Human faecesKiwifruitIn vitro batch culture fermentation, 454 pyrosequencing (V2–V3 region)Bacteroides and Bifidobacterium species were more abundant in bacterial communities fermenting kiwifruit[192]
Human faecesHigh flavonoid whole-foodsTotal bacterial counts by fluorescence in situ hybridisationFlavonoid content of whole-foods led to a decreased abundance of potentially pathogenic bacteria, as per relationship to cardiovascular disorders[166]
Human faecesDatesBacteria enumeration via fluorescent in situ hybridisationNo significant differences of microbiota between diets reported[193]
Swine in vivo digestaAlfalfa & citrus pulpBacterial culturing for countsNo difference in bacterial counts reported between diets[191]
Swine faecesWheat, wheat branFaecal microbiota analysis using qPCR, DNA fingerprinting, metaproteomicsLactobacilli, bifidobacteria and Faecalibacterium prausnitzii was significantly higher (p < 0.05) in the high fibre animals. Enterobacteriaceae was more abundant in low-fibre-fed animals[168]
Ground maize, Wheat branReal-time PCR to analyse populations of Lactobacilli and EnterobacteriaNo long-term differences for Lactobacilli and Enterobacteria between the two diets containing maize and wheat bran. The feeding period of 7 to 42 days showed the enzymatic potential to degrade complex fibres adapted over time. Enzyme activity was detected for xylanase after 7 d and cellulose 42 d[120]
Swine faecesSugar beet pulp, Soybean hullsFaeces collected for culturing and bacterial counts (log10 CFU/g)Reported that DF did not affect the composition of the bacterial population cultured from faeces[194]
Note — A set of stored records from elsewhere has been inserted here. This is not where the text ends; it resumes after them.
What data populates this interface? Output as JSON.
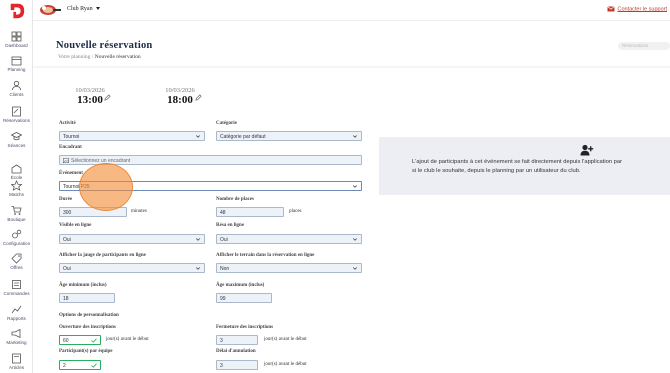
{
  "topbar": {
    "club_name": "Club Ryan",
    "support_label": "Contacter le support"
  },
  "sidebar": {
    "items": [
      {
        "label": "Dashboard",
        "icon": "dashboard-icon"
      },
      {
        "label": "Planning",
        "icon": "calendar-icon"
      },
      {
        "label": "Clients",
        "icon": "clients-icon"
      },
      {
        "label": "Réservations",
        "icon": "reservations-icon"
      },
      {
        "label": "Séances",
        "icon": "graduation-icon"
      },
      {
        "label": "École",
        "icon": "school-icon"
      },
      {
        "label": "Matchs",
        "icon": "star-icon"
      },
      {
        "label": "Boutique",
        "icon": "cart-icon"
      },
      {
        "label": "Configuration",
        "icon": "gears-icon"
      },
      {
        "label": "Offres",
        "icon": "tag-icon"
      },
      {
        "label": "Commandes",
        "icon": "orders-icon"
      },
      {
        "label": "Rapports",
        "icon": "chart-icon"
      },
      {
        "label": "Marketing",
        "icon": "megaphone-icon"
      },
      {
        "label": "Articles",
        "icon": "articles-icon"
      }
    ]
  },
  "page": {
    "title": "Nouvelle réservation",
    "breadcrumb_parent": "Votre planning /",
    "breadcrumb_current": "Nouvelle réservation",
    "reservations_pill": "Réservations"
  },
  "datetime": {
    "start_date": "10/03/2026",
    "start_time": "13:00",
    "end_date": "10/03/2026",
    "end_time": "18:00"
  },
  "form": {
    "activite_label": "Activité",
    "activite_value": "Tournoi",
    "categorie_label": "Catégorie",
    "categorie_value": "Catégorie par défaut",
    "encadrant_label": "Encadrant",
    "encadrant_placeholder": "Sélectionnez un encadrant",
    "evenement_label": "Événement",
    "evenement_value": "Tournoi P25",
    "duree_label": "Durée",
    "duree_value": "300",
    "duree_suffix": "minutes",
    "places_label": "Nombre de places",
    "places_value": "48",
    "places_suffix": "places",
    "visible_label": "Visible en ligne",
    "visible_value": "Oui",
    "resa_label": "Résa en ligne",
    "resa_value": "Oui",
    "jauge_label": "Afficher la jauge de participants en ligne",
    "jauge_value": "Oui",
    "terrain_label": "Afficher le terrain dans la réservation en ligne",
    "terrain_value": "Non",
    "age_min_label": "Âge minimum (inclus)",
    "age_min_value": "18",
    "age_max_label": "Âge maximum (inclus)",
    "age_max_value": "99",
    "options_label": "Options de personnalisation",
    "ouverture_label": "Ouverture des inscriptions",
    "ouverture_value": "60",
    "ouverture_suffix": "jour(s) avant le début",
    "fermeture_label": "Fermeture des inscriptions",
    "fermeture_value": "3",
    "fermeture_suffix": "jour(s) avant le début",
    "participants_label": "Participant(s) par équipe",
    "participants_value": "2",
    "annulation_label": "Délai d'annulation",
    "annulation_value": "3",
    "annulation_suffix": "jour(s) avant le début"
  },
  "info_panel": {
    "line1": "L'ajout de participants à cet événement se fait directement depuis l'application par",
    "line2": "si le club le souhaite, depuis le planning par un utilisateur du club."
  },
  "colors": {
    "brand_red": "#e3262b",
    "input_bg": "#edf2f9",
    "highlight": "#f28c37",
    "title_navy": "#1c2a48"
  }
}
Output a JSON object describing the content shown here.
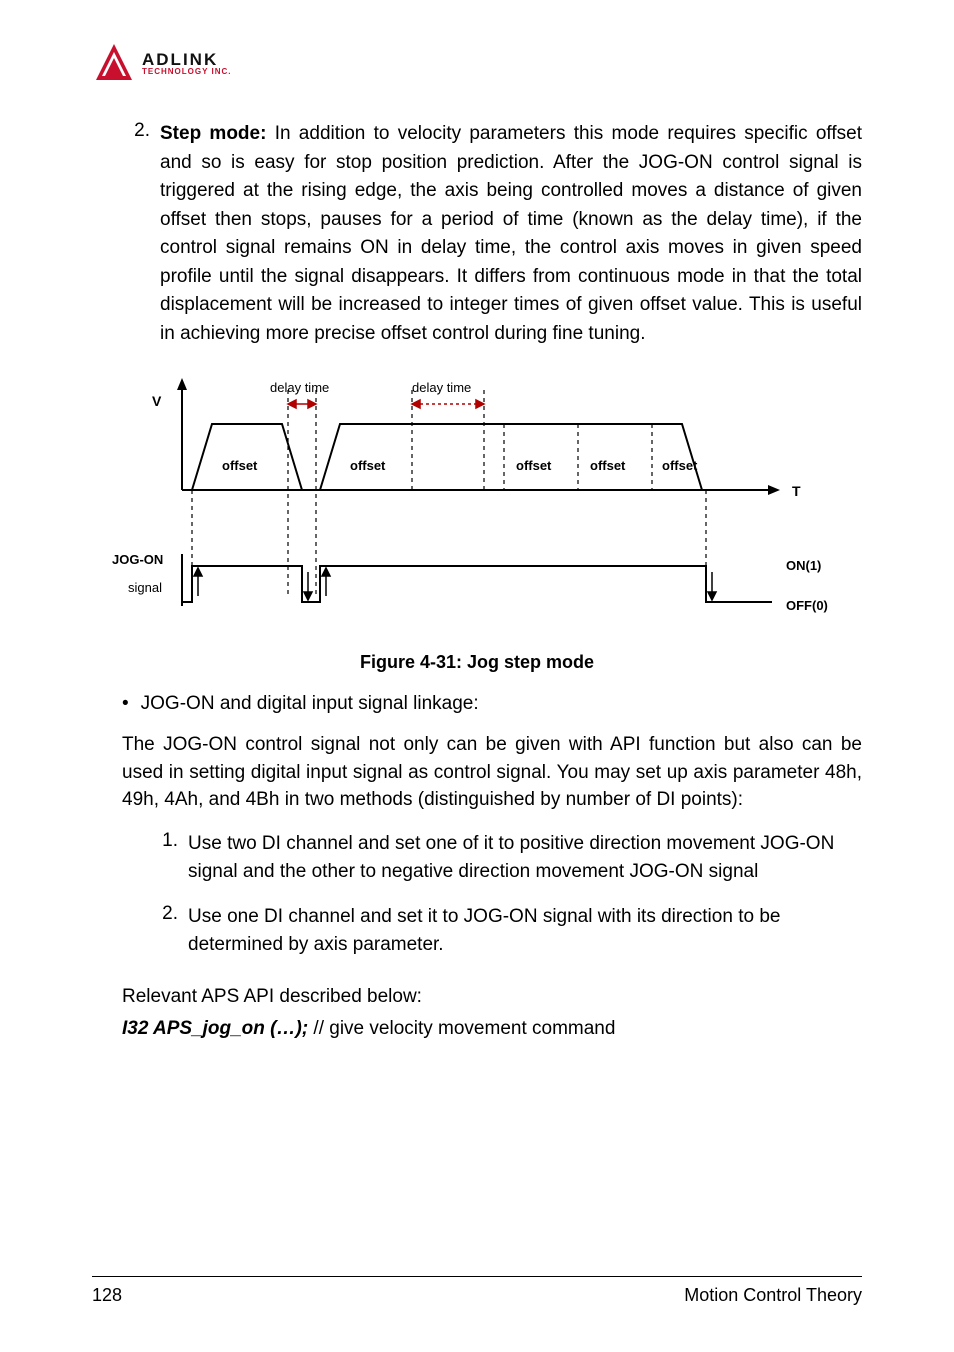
{
  "logo": {
    "main": "ADLINK",
    "sub": "TECHNOLOGY INC."
  },
  "section": {
    "item_number": "2.",
    "item_title": "Step mode:",
    "item_text": "  In addition to velocity parameters this mode requires specific offset and so is easy for stop position prediction. After the JOG-ON control signal is triggered at the rising edge, the axis being controlled moves a distance of given offset then stops, pauses for a period of time (known as the delay time), if the control signal remains ON in delay time, the control axis moves in given speed profile until the signal disappears. It differs from continuous mode in that the total displacement will be increased to integer times of given offset value. This is useful in achieving more precise offset control during fine tuning."
  },
  "figure_caption": "Figure 4-31: Jog step mode",
  "bullet": {
    "marker": "•",
    "text": "JOG-ON and digital input signal linkage:"
  },
  "para": "The JOG-ON control signal not only can be given with API function but also can be used in setting digital input signal as control signal. You may set up axis parameter 48h, 49h, 4Ah, and 4Bh in two methods (distinguished by number of DI points):",
  "methods": [
    {
      "num": "1.",
      "text": "Use two DI channel and set one of it to positive direction movement JOG-ON signal and the other to negative direction movement JOG-ON signal"
    },
    {
      "num": "2.",
      "text": "Use one DI channel and set it to JOG-ON signal with its direction to be determined by axis parameter."
    }
  ],
  "api_intro": "Relevant APS API described below:",
  "api": {
    "signature": "I32 APS_jog_on (…);",
    "comment": " // give velocity movement command"
  },
  "chart_data": {
    "type": "diagram",
    "title": "Jog step mode",
    "axes": {
      "x": "T",
      "y": "V"
    },
    "velocity_profile": {
      "segments": [
        "offset",
        "offset",
        "offset",
        "offset",
        "offset"
      ],
      "delay_markers": [
        "delay time",
        "delay time"
      ],
      "description": "Trapezoidal velocity pulses separated into equal 'offset' distance segments; dashed verticals mark segment boundaries; red arrow spans labeled 'delay time' between certain segments."
    },
    "jog_on_signal": {
      "label_left": "JOG-ON",
      "label_sub": "signal",
      "states": {
        "high": "ON(1)",
        "low": "OFF(0)"
      },
      "waveform": "two ON pulses aligned with velocity activity, OFF elsewhere; arrows on rising/falling edges"
    }
  },
  "footer": {
    "page": "128",
    "section": "Motion Control Theory"
  }
}
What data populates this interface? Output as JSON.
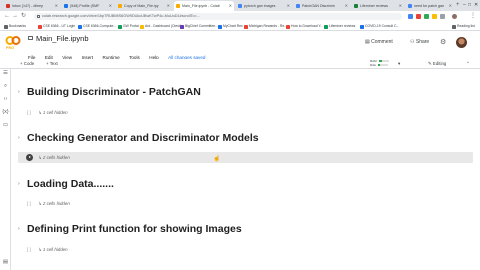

Share and Cite

MDPI and ACS Style

Williams, B.A.; Grant, L.J.; Gidley, M.J.; Mikkelsen, D. Gut Fermentation of Dietary Fibres: Physico-Chemistry of Plant Cell Walls and Implications for Health. Int. J. Mol. Sci. 2017, 18, 2203.

AMA Style

Williams BA, Grant LJ, Gidley MJ, Mikkelsen D. Gut Fermentation of Dietary Fibres: Physico-Chemistry of Plant Cell Walls and Implications for Health. International Journal of Molecular Sciences. 2017; 18(10):2203.

Chicago/Turabian Style

Williams, Barbara A., Lucas J. Grant, Michael J. Gidley, and Deirdre Mikkelsen. 2017. "Gut Fermentation of Dietary Fibres: Physico-Chemistry of Plant Cell Walls and Implications for Health" International Journal of Molecular Sciences 18, no. 10: 2203.

Note that from the first issue of 2016, this journal uses article numbers instead of page numbers. See further details here.

Article Metrics

Back to TopTop